Task to complete:
Draw out every line with the word "FLOOR" from the listing below.

Input data:
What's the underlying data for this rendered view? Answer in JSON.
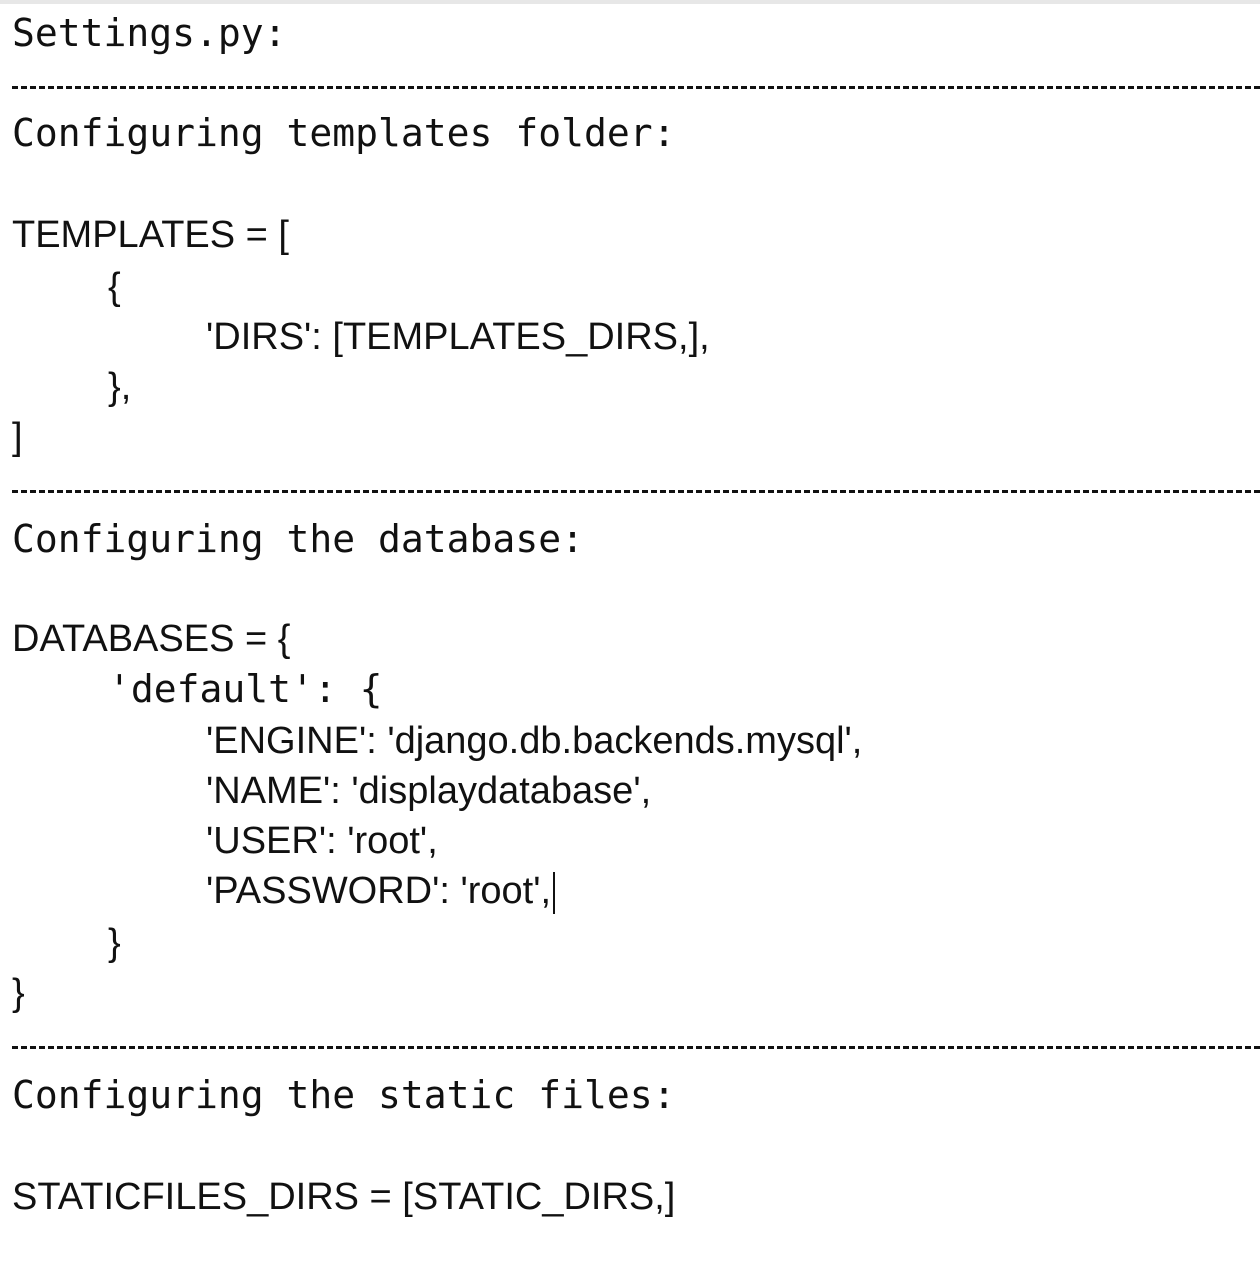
{
  "document": {
    "title": "Settings.py:",
    "divider": "------------------------------------------------------------",
    "section_templates": {
      "heading": "Configuring templates folder:",
      "lines": [
        "TEMPLATES = [",
        "{",
        "'DIRS': [TEMPLATES_DIRS,],",
        "},",
        "]"
      ]
    },
    "section_database": {
      "heading": "Configuring the database:",
      "lines": [
        "DATABASES = {",
        "'default': {",
        "'ENGINE': 'django.db.backends.mysql',",
        "'NAME': 'displaydatabase',",
        "'USER': 'root',",
        "'PASSWORD': 'root',",
        "}",
        "}"
      ]
    },
    "section_static": {
      "heading": "Configuring the static files:",
      "line": "STATICFILES_DIRS = [STATIC_DIRS,]"
    }
  }
}
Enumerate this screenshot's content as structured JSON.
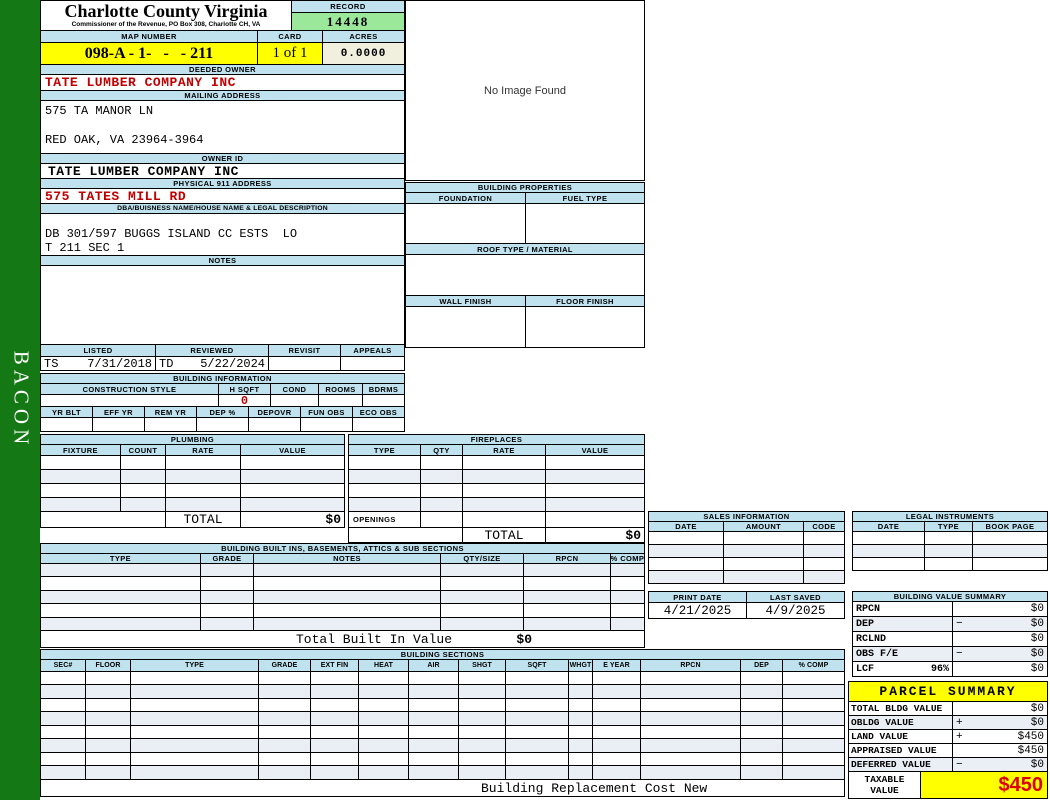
{
  "sidebar": {
    "vertical_label": "BACON"
  },
  "header": {
    "county_title": "Charlotte County Virginia",
    "county_subtitle": "Commissioner of the Revenue, PO Box 308, Charlotte CH, VA",
    "record_label": "RECORD",
    "record_value": "14448",
    "map_number_label": "MAP NUMBER",
    "map_number_value": "098-A - 1-   -   - 211",
    "card_label": "CARD",
    "card_value": "1 of 1",
    "acres_label": "ACRES",
    "acres_value": "0.0000"
  },
  "owner": {
    "deeded_owner_label": "DEEDED OWNER",
    "deeded_owner": "TATE LUMBER COMPANY INC",
    "mailing_address_label": "MAILING ADDRESS",
    "mailing_line1": "575 TA MANOR LN",
    "mailing_line2": "RED OAK, VA 23964-3964",
    "owner_id_label": "OWNER ID",
    "owner_id": "TATE LUMBER COMPANY INC",
    "physical_address_label": "PHYSICAL 911 ADDRESS",
    "physical_address": "575 TATES MILL RD",
    "dba_label": "DBA/BUISNESS NAME/HOUSE NAME & LEGAL DESCRIPTION",
    "legal_line1": "DB 301/597 BUGGS ISLAND CC ESTS  LO",
    "legal_line2": "T 211 SEC 1",
    "notes_label": "NOTES"
  },
  "visit": {
    "listed_label": "LISTED",
    "reviewed_label": "REVIEWED",
    "revisit_label": "REVISIT",
    "appeals_label": "APPEALS",
    "listed_by": "TS",
    "listed_date": "7/31/2018",
    "reviewed_by": "TD",
    "reviewed_date": "5/22/2024"
  },
  "image_panel": {
    "placeholder": "No Image Found"
  },
  "building_properties": {
    "title": "BUILDING PROPERTIES",
    "foundation_label": "FOUNDATION",
    "fuel_type_label": "FUEL TYPE",
    "roof_label": "ROOF TYPE / MATERIAL",
    "wall_finish_label": "WALL FINISH",
    "floor_finish_label": "FLOOR FINISH"
  },
  "building_information": {
    "title": "BUILDING INFORMATION",
    "row1_headers": [
      "CONSTRUCTION STYLE",
      "H SQFT",
      "COND",
      "ROOMS",
      "BDRMS"
    ],
    "h_sqft_value": "0",
    "row2_headers": [
      "YR BLT",
      "EFF YR",
      "REM YR",
      "DEP %",
      "DEPOVR",
      "FUN OBS",
      "ECO OBS"
    ]
  },
  "plumbing": {
    "title": "PLUMBING",
    "headers": [
      "FIXTURE",
      "COUNT",
      "RATE",
      "VALUE"
    ],
    "total_label": "TOTAL",
    "total_value": "$0"
  },
  "fireplaces": {
    "title": "FIREPLACES",
    "headers": [
      "TYPE",
      "QTY",
      "RATE",
      "VALUE"
    ],
    "openings_label": "OPENINGS",
    "total_label": "TOTAL",
    "total_value": "$0"
  },
  "built_ins": {
    "title": "BUILDING BUILT INS, BASEMENTS, ATTICS & SUB SECTIONS",
    "headers": [
      "TYPE",
      "GRADE",
      "NOTES",
      "QTY/SIZE",
      "RPCN",
      "% COMP"
    ],
    "total_label": "Total Built In Value",
    "total_value": "$0"
  },
  "building_sections": {
    "title": "BUILDING SECTIONS",
    "headers": [
      "SEC#",
      "FLOOR",
      "TYPE",
      "GRADE",
      "EXT FIN",
      "HEAT",
      "AIR",
      "SHGT",
      "SQFT",
      "WHGT",
      "E YEAR",
      "RPCN",
      "DEP",
      "% COMP"
    ],
    "footer_label": "Building Replacement Cost New"
  },
  "sales_information": {
    "title": "SALES INFORMATION",
    "headers": [
      "DATE",
      "AMOUNT",
      "CODE"
    ]
  },
  "legal_instruments": {
    "title": "LEGAL INSTRUMENTS",
    "headers": [
      "DATE",
      "TYPE",
      "BOOK PAGE"
    ]
  },
  "print_info": {
    "print_date_label": "PRINT DATE",
    "print_date": "4/21/2025",
    "last_saved_label": "LAST SAVED",
    "last_saved": "4/9/2025"
  },
  "building_value_summary": {
    "title": "BUILDING VALUE SUMMARY",
    "rows": [
      {
        "label": "RPCN",
        "pct": "",
        "op": "",
        "value": "$0"
      },
      {
        "label": "DEP",
        "pct": "",
        "op": "−",
        "value": "$0"
      },
      {
        "label": "RCLND",
        "pct": "",
        "op": "",
        "value": "$0"
      },
      {
        "label": "OBS F/E",
        "pct": "",
        "op": "−",
        "value": "$0"
      },
      {
        "label": "LCF",
        "pct": "96%",
        "op": "",
        "value": "$0"
      }
    ]
  },
  "parcel_summary": {
    "title": "PARCEL SUMMARY",
    "rows": [
      {
        "label": "TOTAL BLDG VALUE",
        "op": "",
        "value": "$0"
      },
      {
        "label": "OBLDG VALUE",
        "op": "+",
        "value": "$0"
      },
      {
        "label": "LAND VALUE",
        "op": "+",
        "value": "$450"
      },
      {
        "label": "APPRAISED VALUE",
        "op": "",
        "value": "$450"
      },
      {
        "label": "DEFERRED VALUE",
        "op": "−",
        "value": "$0"
      }
    ],
    "taxable_label": "TAXABLE VALUE",
    "taxable_value": "$450"
  },
  "colors": {
    "header_fill": "#BFE2EE",
    "highlight_yellow": "#FFFF00",
    "record_green": "#9BE89B",
    "acres_cream": "#F1EFDE",
    "sidebar_green": "#147814",
    "alert_red": "#C00000",
    "taxable_red": "#DD0000"
  }
}
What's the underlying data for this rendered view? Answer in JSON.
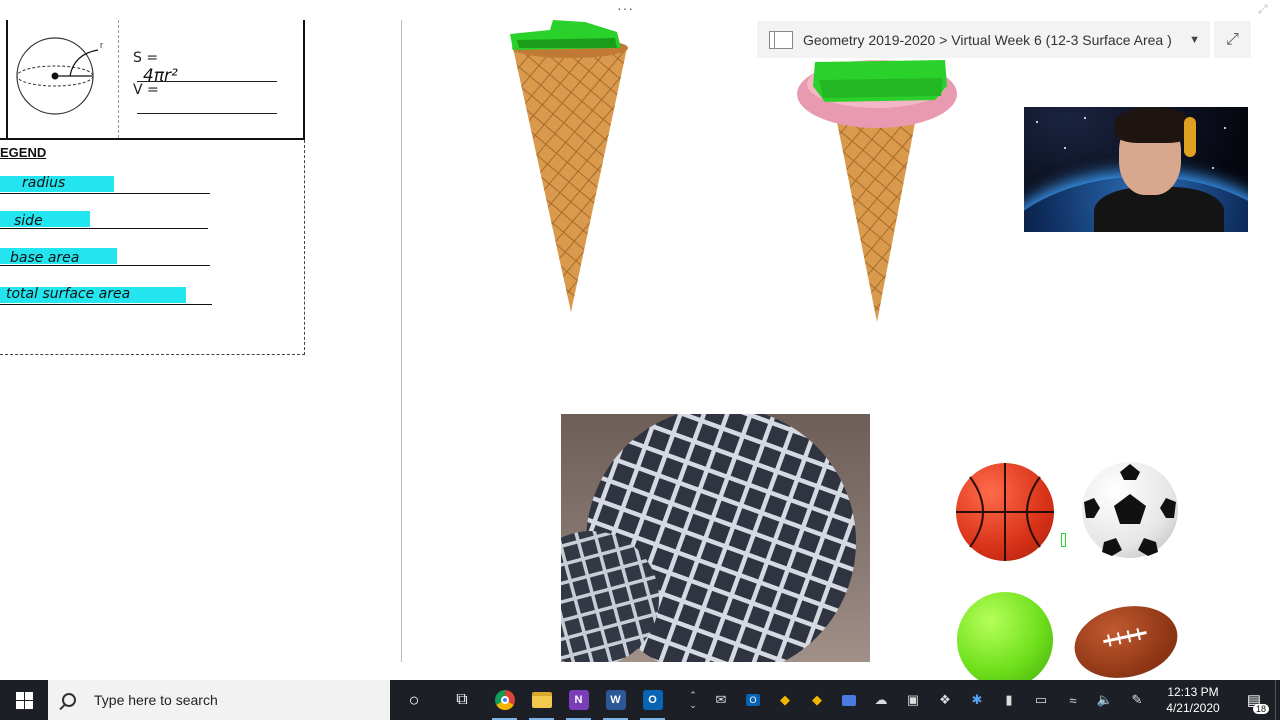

Exercise result:
    "floor_finish_label": "FLOOR FINISH"
      "FLOOR",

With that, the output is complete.